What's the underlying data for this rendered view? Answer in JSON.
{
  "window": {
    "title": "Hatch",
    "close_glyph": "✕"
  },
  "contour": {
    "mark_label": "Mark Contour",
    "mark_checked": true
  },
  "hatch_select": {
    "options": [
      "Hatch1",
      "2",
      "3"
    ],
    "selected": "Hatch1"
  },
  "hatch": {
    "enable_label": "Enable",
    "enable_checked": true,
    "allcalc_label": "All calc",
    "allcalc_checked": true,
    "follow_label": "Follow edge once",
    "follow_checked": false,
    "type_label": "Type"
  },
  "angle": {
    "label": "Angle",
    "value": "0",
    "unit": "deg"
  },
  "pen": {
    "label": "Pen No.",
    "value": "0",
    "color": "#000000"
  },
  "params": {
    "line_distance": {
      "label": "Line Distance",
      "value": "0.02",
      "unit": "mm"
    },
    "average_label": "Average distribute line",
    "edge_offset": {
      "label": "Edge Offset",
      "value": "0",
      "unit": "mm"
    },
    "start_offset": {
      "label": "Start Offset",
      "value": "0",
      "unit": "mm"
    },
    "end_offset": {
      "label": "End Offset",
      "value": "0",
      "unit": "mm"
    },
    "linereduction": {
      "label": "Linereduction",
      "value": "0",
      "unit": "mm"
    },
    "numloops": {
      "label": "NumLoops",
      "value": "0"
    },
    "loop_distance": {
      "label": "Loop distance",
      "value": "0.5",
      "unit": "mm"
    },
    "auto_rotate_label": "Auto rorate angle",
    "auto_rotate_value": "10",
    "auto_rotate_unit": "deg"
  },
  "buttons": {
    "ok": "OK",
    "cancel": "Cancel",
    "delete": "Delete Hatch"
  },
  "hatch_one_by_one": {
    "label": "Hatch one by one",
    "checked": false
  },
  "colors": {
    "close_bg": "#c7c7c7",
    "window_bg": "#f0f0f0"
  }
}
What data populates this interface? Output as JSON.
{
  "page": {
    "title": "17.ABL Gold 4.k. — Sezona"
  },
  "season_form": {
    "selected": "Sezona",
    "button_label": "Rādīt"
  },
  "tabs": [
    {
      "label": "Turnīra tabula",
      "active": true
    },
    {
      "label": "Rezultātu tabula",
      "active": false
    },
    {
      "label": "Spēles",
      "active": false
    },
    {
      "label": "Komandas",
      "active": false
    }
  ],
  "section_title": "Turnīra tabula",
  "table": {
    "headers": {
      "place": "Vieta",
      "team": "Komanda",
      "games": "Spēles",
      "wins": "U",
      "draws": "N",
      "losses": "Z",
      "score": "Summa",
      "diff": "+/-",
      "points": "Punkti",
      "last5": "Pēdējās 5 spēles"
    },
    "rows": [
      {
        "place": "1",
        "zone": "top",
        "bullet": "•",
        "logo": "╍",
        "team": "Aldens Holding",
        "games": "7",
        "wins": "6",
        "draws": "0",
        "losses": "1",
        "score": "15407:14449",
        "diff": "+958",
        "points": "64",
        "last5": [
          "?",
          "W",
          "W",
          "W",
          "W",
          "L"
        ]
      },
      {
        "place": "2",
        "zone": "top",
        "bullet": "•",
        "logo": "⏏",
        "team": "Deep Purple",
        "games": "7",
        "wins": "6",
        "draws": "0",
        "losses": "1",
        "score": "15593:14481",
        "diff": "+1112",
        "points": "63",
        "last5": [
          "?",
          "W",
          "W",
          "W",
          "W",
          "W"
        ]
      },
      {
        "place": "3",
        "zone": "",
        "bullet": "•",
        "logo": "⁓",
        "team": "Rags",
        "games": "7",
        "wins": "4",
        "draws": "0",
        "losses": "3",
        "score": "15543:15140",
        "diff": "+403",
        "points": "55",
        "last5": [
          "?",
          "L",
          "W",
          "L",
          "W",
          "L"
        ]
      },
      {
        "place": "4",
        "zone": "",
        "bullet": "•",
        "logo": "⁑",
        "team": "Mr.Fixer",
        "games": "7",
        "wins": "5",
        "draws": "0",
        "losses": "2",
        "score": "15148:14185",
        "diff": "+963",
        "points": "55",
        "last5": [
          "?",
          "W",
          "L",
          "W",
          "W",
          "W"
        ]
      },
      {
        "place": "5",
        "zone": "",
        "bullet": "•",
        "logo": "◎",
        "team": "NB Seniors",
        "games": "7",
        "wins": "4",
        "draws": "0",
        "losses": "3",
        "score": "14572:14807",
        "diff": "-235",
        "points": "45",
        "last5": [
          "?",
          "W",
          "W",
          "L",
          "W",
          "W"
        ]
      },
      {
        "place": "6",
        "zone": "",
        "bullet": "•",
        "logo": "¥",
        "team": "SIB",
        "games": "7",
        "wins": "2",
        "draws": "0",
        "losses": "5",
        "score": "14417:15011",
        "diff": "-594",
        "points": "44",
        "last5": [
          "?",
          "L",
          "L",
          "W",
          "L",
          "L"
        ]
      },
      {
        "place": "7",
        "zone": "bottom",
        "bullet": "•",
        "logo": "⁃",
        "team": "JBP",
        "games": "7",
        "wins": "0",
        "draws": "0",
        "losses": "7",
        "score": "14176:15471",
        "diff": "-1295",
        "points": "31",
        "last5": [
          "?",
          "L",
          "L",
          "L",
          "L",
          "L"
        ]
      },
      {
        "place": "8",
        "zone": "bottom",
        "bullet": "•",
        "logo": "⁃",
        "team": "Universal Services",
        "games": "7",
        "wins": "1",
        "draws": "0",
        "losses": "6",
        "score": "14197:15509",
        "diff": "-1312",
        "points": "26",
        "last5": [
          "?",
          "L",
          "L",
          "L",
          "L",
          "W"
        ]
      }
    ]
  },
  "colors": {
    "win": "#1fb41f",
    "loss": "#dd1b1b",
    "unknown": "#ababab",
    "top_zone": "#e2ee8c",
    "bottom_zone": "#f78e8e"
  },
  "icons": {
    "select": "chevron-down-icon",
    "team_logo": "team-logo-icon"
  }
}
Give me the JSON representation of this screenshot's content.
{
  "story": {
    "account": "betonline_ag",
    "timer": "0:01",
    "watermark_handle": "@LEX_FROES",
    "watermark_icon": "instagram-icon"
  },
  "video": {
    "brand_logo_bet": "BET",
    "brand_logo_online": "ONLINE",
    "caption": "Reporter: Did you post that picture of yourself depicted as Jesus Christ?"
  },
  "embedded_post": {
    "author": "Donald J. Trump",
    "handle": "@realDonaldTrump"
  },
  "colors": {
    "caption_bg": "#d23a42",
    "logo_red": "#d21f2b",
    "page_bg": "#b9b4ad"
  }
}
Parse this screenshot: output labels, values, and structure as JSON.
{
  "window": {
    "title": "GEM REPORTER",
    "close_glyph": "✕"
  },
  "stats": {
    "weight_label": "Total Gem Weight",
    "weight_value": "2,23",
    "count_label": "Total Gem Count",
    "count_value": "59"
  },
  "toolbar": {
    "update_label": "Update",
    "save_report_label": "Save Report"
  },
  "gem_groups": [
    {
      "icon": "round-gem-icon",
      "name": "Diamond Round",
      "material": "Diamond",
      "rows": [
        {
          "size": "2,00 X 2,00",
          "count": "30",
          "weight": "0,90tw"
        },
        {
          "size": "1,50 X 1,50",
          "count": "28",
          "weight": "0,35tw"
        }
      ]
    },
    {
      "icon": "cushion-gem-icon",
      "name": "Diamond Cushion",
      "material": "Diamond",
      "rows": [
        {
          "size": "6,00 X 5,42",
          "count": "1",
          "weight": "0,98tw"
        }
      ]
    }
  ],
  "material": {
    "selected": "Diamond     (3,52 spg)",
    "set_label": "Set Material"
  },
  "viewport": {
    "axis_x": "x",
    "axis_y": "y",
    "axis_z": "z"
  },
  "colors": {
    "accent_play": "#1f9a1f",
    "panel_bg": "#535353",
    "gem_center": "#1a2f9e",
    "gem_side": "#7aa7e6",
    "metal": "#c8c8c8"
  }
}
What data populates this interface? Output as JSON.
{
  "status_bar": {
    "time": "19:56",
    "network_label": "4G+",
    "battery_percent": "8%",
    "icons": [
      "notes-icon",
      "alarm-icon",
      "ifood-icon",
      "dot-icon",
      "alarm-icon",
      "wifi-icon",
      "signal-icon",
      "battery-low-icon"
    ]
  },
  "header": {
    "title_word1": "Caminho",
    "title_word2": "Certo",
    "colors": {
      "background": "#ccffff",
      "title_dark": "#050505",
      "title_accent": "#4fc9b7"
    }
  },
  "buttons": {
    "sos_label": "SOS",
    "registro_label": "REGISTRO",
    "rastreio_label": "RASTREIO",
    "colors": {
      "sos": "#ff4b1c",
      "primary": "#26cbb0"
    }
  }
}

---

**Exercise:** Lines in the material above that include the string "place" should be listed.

**Expected output:**
      "place": "Vieta",
        "place": "1",
        "place": "2",
        "place": "3",
        "place": "4",
        "place": "5",
        "place": "6",
        "place": "7",
        "place": "8",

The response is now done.